Final year medical student, Fiona Vincent, recently spent time with us as part of the Faculty of Medical Leadership and Management elective.
Here she reflects on the type of leader she’d like to be, and the discomfort of mismatched theatre shoes.
I was at the hospital by 7am, ready for a much-anticipated day of surgery. I courteously obtained permission to go to theatre and managed to source and struggle into a pair of mismatched scrubs and odd sized theatre shoes- I think I had a size 4 on my left foot and a size 8 on my right. I am a size 6 but they were all I could find. I hobbled my way hastily to theatre as I did not want to be late for the team briefing. I entered theatre (through the correct door- I had made the error of entering through the wrong door last time), introduced myself and prepared to be asked to stand out of the way while busy people got on with their day jobs.

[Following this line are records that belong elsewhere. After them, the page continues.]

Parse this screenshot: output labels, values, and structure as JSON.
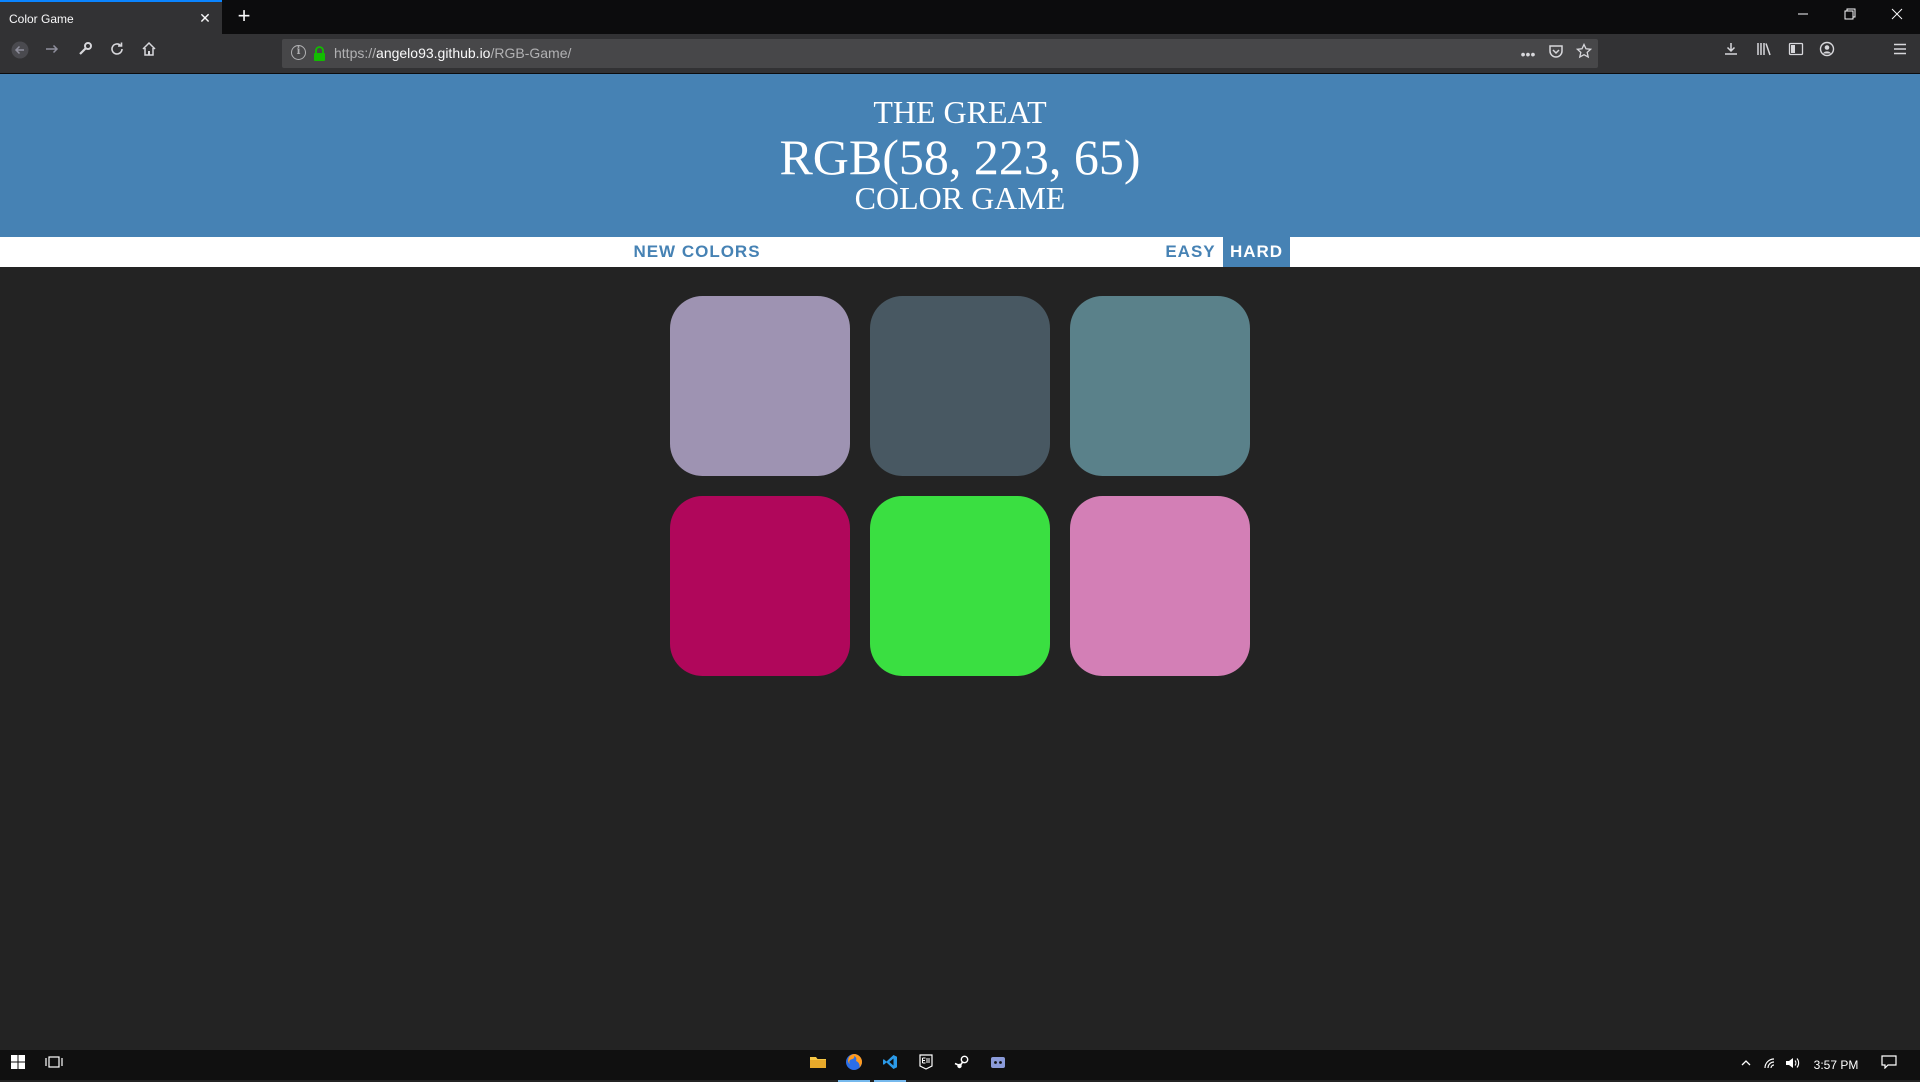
{
  "browser": {
    "tab_title": "Color Game",
    "tab_close": "✕",
    "new_tab": "+",
    "url_scheme": "https://",
    "url_host": "angelo93.github.io",
    "url_path": "/RGB-Game/",
    "page_actions": "•••"
  },
  "game": {
    "title_line1": "THE GREAT",
    "title_rgb": "RGB(58, 223, 65)",
    "title_line3": "COLOR GAME",
    "new_colors_label": "New Colors",
    "easy_label": "Easy",
    "hard_label": "Hard",
    "selected_mode": "hard",
    "header_color": "#4682b4",
    "background_color": "#232323",
    "squares": [
      {
        "color": "#9e93b2"
      },
      {
        "color": "#485862"
      },
      {
        "color": "#5a818a"
      },
      {
        "color": "#b0075b"
      },
      {
        "color": "#3adf41"
      },
      {
        "color": "#d37fb6"
      }
    ]
  },
  "taskbar": {
    "clock": "3:57 PM"
  }
}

Instead, my day was made when my supervisor said: “Fiona, please scrub up, I would like you to assist with this case.”
Over the past five years at medical school I have been taught by many different people in many different learning environments. In the latter stages of my training, I have spent the majority of my time in clinical settings being taught by doctors and other healthcare professionals. Through meeting and learning from others on my placements, I have gained an insight into the career and life I am about to embark upon. Each of these experiences has shaped my understanding of medicine and the sort of doctor I would like to become. By this I mean the principles I would like to live and work by, and the behaviours I would like to demonstrate.
Life as a medical student certainly has its challenges. The first day of a placement can be daunting in a new setting and often faced with a barrage of challenging questions from a senior doctor. Some doctors argue that because they were interrogated as students many years ago, they feel obliged to treat students in the same way as a rite of passage. Not everyone feels that way. I have had the privilege of being instructed by some excellent teaching doctors. It is no surprise that the quality of teaching – and the approach shown to students – varies so much as often these doctors have not been formally trained in how to teach. I have frequently pondered with friends and colleagues over what makes a good teaching doctor. I think part of the problem is that it is easy to forget what it feels like to be a student once you are qualified.
Therefore I have decided to write some reminders for my future self, for when medical school is a distant memory and I have forgotten what it feels like to be a student on placement:
1) Remember first impressions last
It is a rare blessing when a team are aware that a student is joining them, when they welcome you and tell you where the basic amenities are, such as the loos and the lockers. Students are members of the team and are there to learn and be involved. Making an effort to remember the name of your student goes a long way to making them feel included. I can almost guarantee that a student will return home with a spring in their step and tell their friends if a doctor knew who they were and was expecting them for the placement. A student is far more likely to attend placement regularly and learn and contribute if they have a positive rapport with the team.
2) Take a tailored approach
Medical students are future doctors and therefore one’s future professional colleagues. By taking a small amount of time to establish the stage of training they have reached and their objectives for the placement, you can tailor the teaching to meet their goals. They may have significant skills to contribute to the team – so empower them by getting them involved.
3) Be mindful of your manner
Medical students gain a unique perspective of many different healthcare teams. The constant cycle through placements means that students witness teams performing in a multitude of specialities from surgery to general practice. Remember that your behaviour and manner will be noticed and can make a lasting impression. Consider how you portray your specialty and others. Openly denigrating a specialty can be damaging.
4) Create a positive culture
There is no doubt that we are experiencing very challenging times in healthcare. However, we should share a little positivity. Remember the powerful effect of working with healthcare professionals who are passionate about medicine and caring for people and who put patients first. In these situations, the whole atmosphere improves, and the patients notice it too. Strive to be positive and focus on solutions.
On placement, it makes all the difference when you are accepted and made to feel a valued member of the team. Excellent teachers empower students and acknowledge their potential. They invest their time in the future generation of doctors and recognise that by passing on their knowledge and experience they leave a lasting professional legacy.